“Jon, you’re a funny guy, and I appreciate your engaging on issues of public policy. That’s a good thing,” Cruz said, maintaining that he’s a strong supporter of the bill and the nation’s veterans. “But if you’re going to do so, the facts matter.”
The back-and-forth comes over a bill for veterans’ health care that previously had bipartisan support. The PACT Act would significantly change how the Department of Veterans Affairs cares for veterans who were exposed to toxic substances by compelling VA to presume that certain illnesses are linked to exposure to hazardous waste incineration, mostly focused on the issue of burn pits from recent wars in Iraq and Afghanistan.
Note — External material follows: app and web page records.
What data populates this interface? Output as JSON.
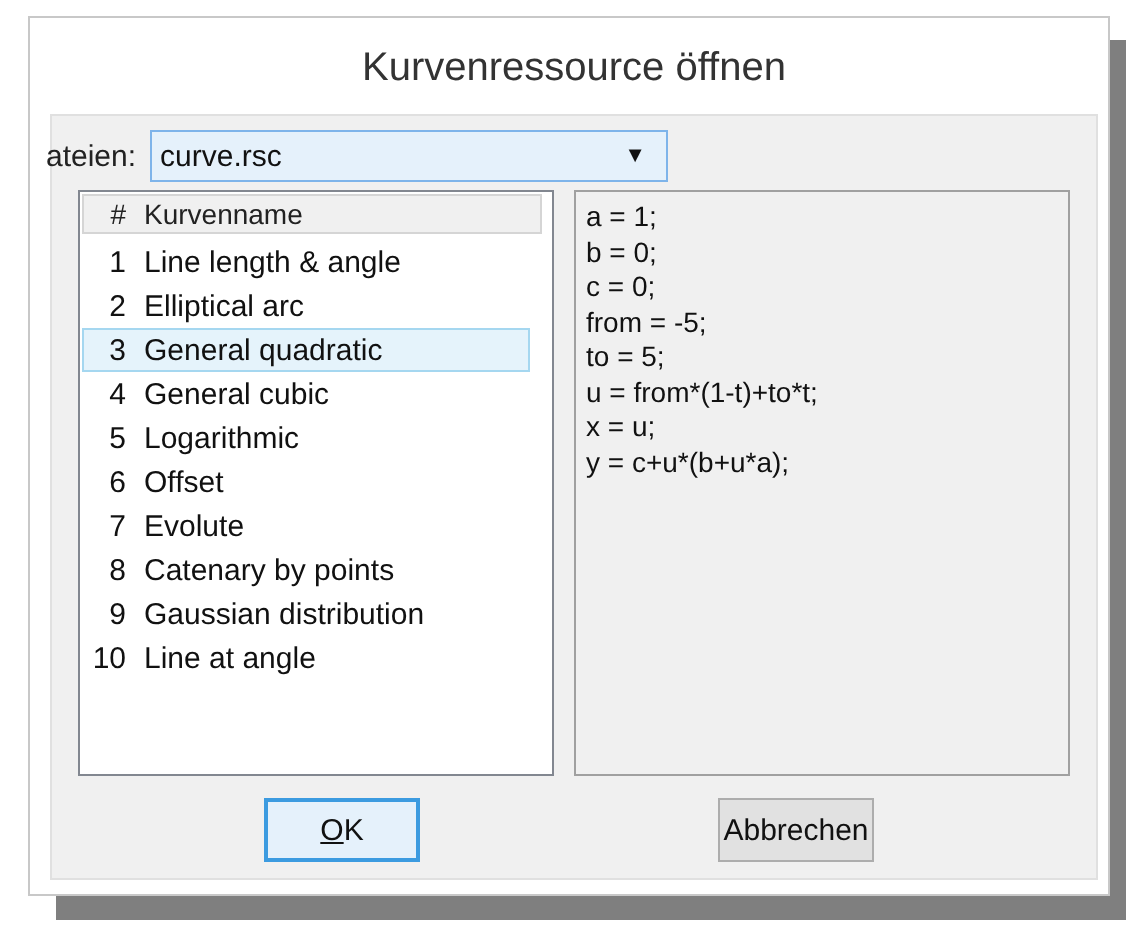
{
  "window": {
    "title": "Kurvenressource öffnen"
  },
  "file_field": {
    "label": "ateien:",
    "value": "curve.rsc",
    "arrow": "▼"
  },
  "curve_list": {
    "columns": [
      "#",
      "Kurvenname"
    ],
    "rows": [
      {
        "number": "1",
        "name": "Line length & angle",
        "selected": false
      },
      {
        "number": "2",
        "name": "Elliptical arc",
        "selected": false
      },
      {
        "number": "3",
        "name": "General quadratic",
        "selected": true
      },
      {
        "number": "4",
        "name": "General cubic",
        "selected": false
      },
      {
        "number": "5",
        "name": "Logarithmic",
        "selected": false
      },
      {
        "number": "6",
        "name": "Offset",
        "selected": false
      },
      {
        "number": "7",
        "name": "Evolute",
        "selected": false
      },
      {
        "number": "8",
        "name": "Catenary by points",
        "selected": false
      },
      {
        "number": "9",
        "name": "Gaussian distribution",
        "selected": false
      },
      {
        "number": "10",
        "name": "Line at angle",
        "selected": false
      }
    ]
  },
  "code_lines": [
    "a = 1;",
    "b = 0;",
    "c = 0;",
    "from = -5;",
    "to = 5;",
    "u = from*(1-t)+to*t;",
    "x = u;",
    "y = c+u*(b+u*a);"
  ],
  "buttons": [
    {
      "label": "OK",
      "kind": "default"
    },
    {
      "label": "Abbrechen",
      "kind": "normal"
    }
  ]
}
The bill would remove the burden of proof from the injured veterans.
But weeks after a version of the legislation was approved by the Senate by a vote of 84-14 on June 16, the bill faced a different fate shortly after the House made modest changes. Toomey claimed that the PACT Act authorizes $280 billion of new mandatory spending — which is not subject to yearly appropriations — and also converts the prior $400 billion in authorizations from discretionary to mandatory. The senator argued last month that the provision was a budget “gimmick” that could facilitate massive amounts of new appropriated spending — a claim that Democrats have rejected.
On Wednesday, 25 Republicans reversed course from their vote just a month before. The final vote was 55-to-42, falling short of the 60 votes needed to overcome the filibuster. Three senators abstained.
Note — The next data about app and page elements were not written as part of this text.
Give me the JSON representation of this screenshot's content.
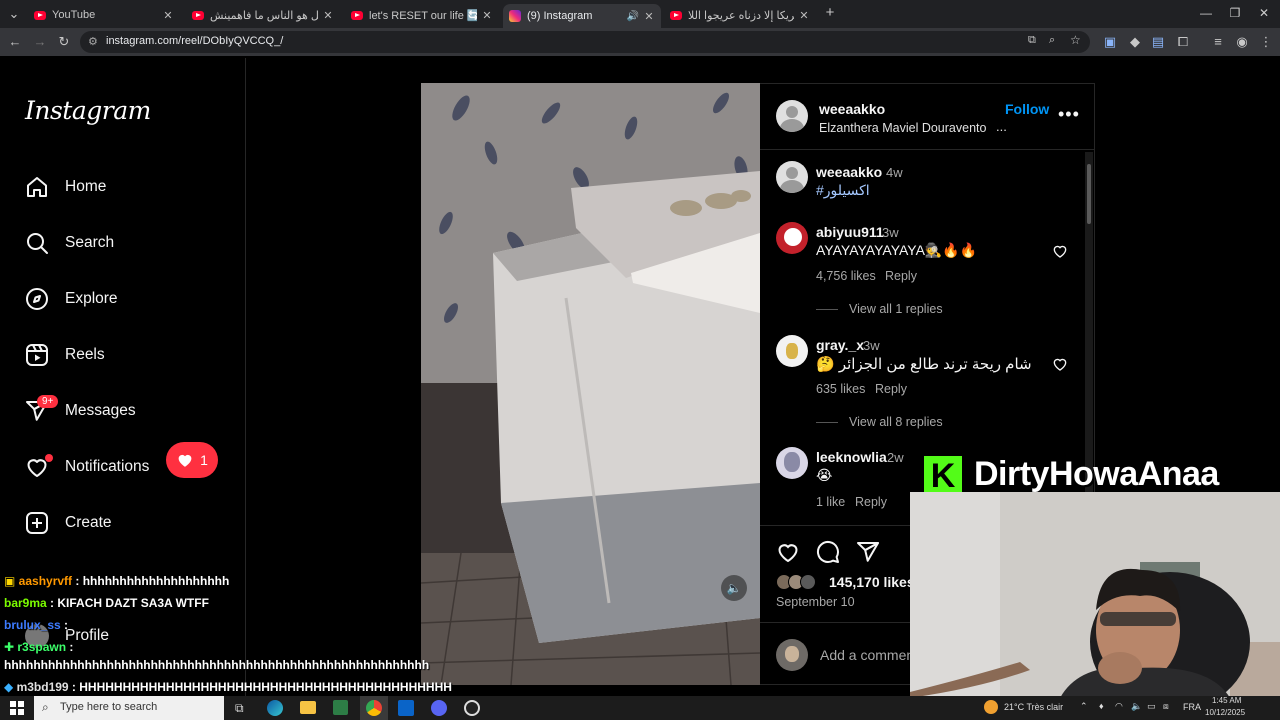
{
  "browser": {
    "tabs": [
      {
        "title": "YouTube",
        "icon": "youtube-icon"
      },
      {
        "title": "المشكل هو الناس ما فاهمينش 😂",
        "icon": "youtube-icon"
      },
      {
        "title": "let's RESET our life 🔄 البرنامج",
        "icon": "youtube-icon"
      },
      {
        "title": "(9) Instagram",
        "icon": "instagram-icon",
        "active": true
      },
      {
        "title": "منتخب أمريكا إلا دزناه عريجوا اللا...",
        "icon": "youtube-icon"
      }
    ],
    "new_tab": "+",
    "url": "instagram.com/reel/DObIyQVCCQ_/"
  },
  "sidebar": {
    "logo": "Instagram",
    "items": [
      {
        "label": "Home"
      },
      {
        "label": "Search"
      },
      {
        "label": "Explore"
      },
      {
        "label": "Reels"
      },
      {
        "label": "Messages",
        "badge": "9+"
      },
      {
        "label": "Notifications",
        "popup_count": "1"
      },
      {
        "label": "Create"
      },
      {
        "label": "Profile"
      }
    ]
  },
  "post": {
    "author": "weeaakko",
    "follow": "Follow",
    "audio": "Elzanthera Maviel Douravento •",
    "more": "...",
    "caption": {
      "user": "weeaakko",
      "time": "4w",
      "text": "#اكسيلور"
    },
    "comments": [
      {
        "user": "abiyuu911",
        "time": "3w",
        "text": "AYAYAYAYAYAYA🕵️🔥🔥",
        "likes": "4,756 likes",
        "reply": "Reply",
        "view_replies": "View all 1 replies"
      },
      {
        "user": "gray._x",
        "time": "3w",
        "text": "شام ريحة ترند طالع من الجزائر 🤔",
        "likes": "635 likes",
        "reply": "Reply",
        "view_replies": "View all 8 replies"
      },
      {
        "user": "leeknowlia",
        "time": "2w",
        "text": "😭",
        "likes": "1 like",
        "reply": "Reply"
      }
    ],
    "like_count": "145,170 likes",
    "date": "September 10",
    "add_comment_placeholder": "Add a comment..."
  },
  "stream_overlay": {
    "banner_text": "DirtyHowaAnaa",
    "banner_logo": "K",
    "chat": [
      {
        "user": "aashyrvff",
        "text": "hhhhhhhhhhhhhhhhhhhh",
        "user_color": "#ff9900"
      },
      {
        "user": "bar9ma",
        "text": "KIFACH DAZT SA3A WTFF",
        "user_color": "#7cfc00"
      },
      {
        "user": "brulux_ss",
        "text": "",
        "user_color": "#3d7bff"
      },
      {
        "user": "r3spawn",
        "text": "",
        "user_color": "#3cff6a"
      },
      {
        "user": "",
        "text": "hhhhhhhhhhhhhhhhhhhhhhhhhhhhhhhhhhhhhhhhhhhhhhhhhhhhhhhhhh",
        "user_color": "#ffffff"
      },
      {
        "user": "m3bd199",
        "text": "HHHHHHHHHHHHHHHHHHHHHHHHHHHHHHHHHHHHHHHHHHH",
        "user_color": "#e0e0e0"
      }
    ]
  },
  "taskbar": {
    "search_placeholder": "Type here to search",
    "weather": "21°C  Très clair",
    "lang": "FRA",
    "time": "1:45 AM",
    "date": "10/12/2025"
  }
}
Among the Republicans who changed course was Cruz, whose fist bump with Daines was met with backlash from liberals as it went viral on social media.
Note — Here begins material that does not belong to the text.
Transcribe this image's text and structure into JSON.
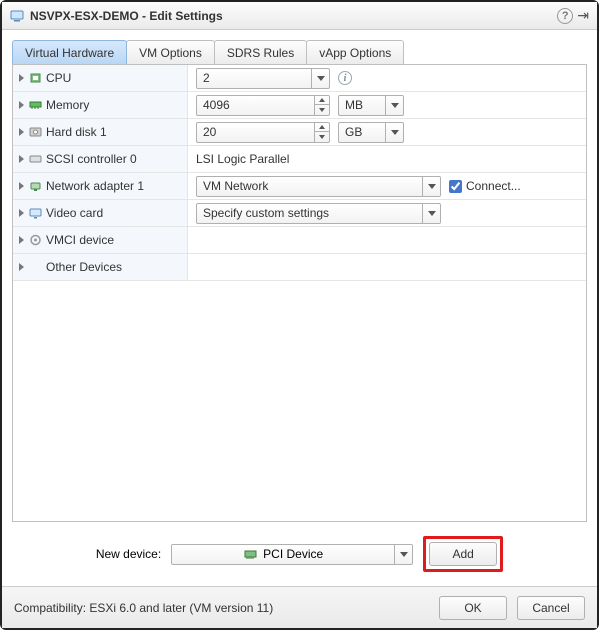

Democrats have accused Republicans of voting against the bill in retaliation for a deal announced by Senate Majority Leader Charles E. Schumer (D-N.Y.) and Sen. Joe Manchin III (D-W.Va.) that is allowing Democrats to move ahead on an economic, health-care and climate package without Republican votes.
Stewart, who called the way Republicans rejected the measure a “gut punch,” was on a media blitz this week on channels like CNN, Fox News and Newsmax that had him ripping the 25 GOP senators for their change of heart on the bill. He took aim at Cruz on Friday in an appearance on MSNBC.
“The most despicable part of this whole thing is watching on the Senate floor Ted Cruz fist-bumping and then patting each other on the back when they blocked this bill,” Stewart said. He added that Toomey and Sen. Josh Hawley (R-Mo.) were “celebrating their victory over veterans with cancer.”
Later that day, Cruz was approached by TMZ at Reagan National Airport about Stewart’s comments.
“He’s talking about the PACT Act, which is a bill I support. It’s a bill most senators support,” Cruz told the outlet. After pointing to the budget “gimmick” cited by Toomey, Cruz said the bill was “part of the out-of-control spending from the left.”
In his expletive-laden video on Twitter, Stewart trolled Cruz and Republicans for suggesting that language was added to the bill by Democrats “or spending fairies.”
“It’s nonsense,” Stewart said. “There’s nothing in the bill that is not related to veterans’ spending. … This is for veterans who suffered health effects from burn pits and other toxins. That is it!”
Cruz, in a video of his own, again cited Toomey’s concern and accused Democrats of altering the bill with “pork that will supercharge inflation.”
“You’re wrong here,” Cruz told Stewart in a tweet.
Fox News’s Jesse Watters joined Cruz in criticizing Stewart for what the host called “ginned-up drama.”
“I’m not going to blame Jon for not knowing all the facts,” Watters said on his Friday show. “Going forward, let’s do this: I’ll do the research and Jon Stewart can handle the farming. It’s better for everybody that way.”
Stewart tweeted that Cruz and Watters were “trying to rally the forces of misinformation to try and kill more vets.” He again challenged the senator from Texas to “pass the bill you already had passed.”
“This isn’t a game,” Stewart wrote. “Real people’s lives hang in the balance…people that fought for your life.”
Eugene Scott and Mike DeBonis contributed to this report.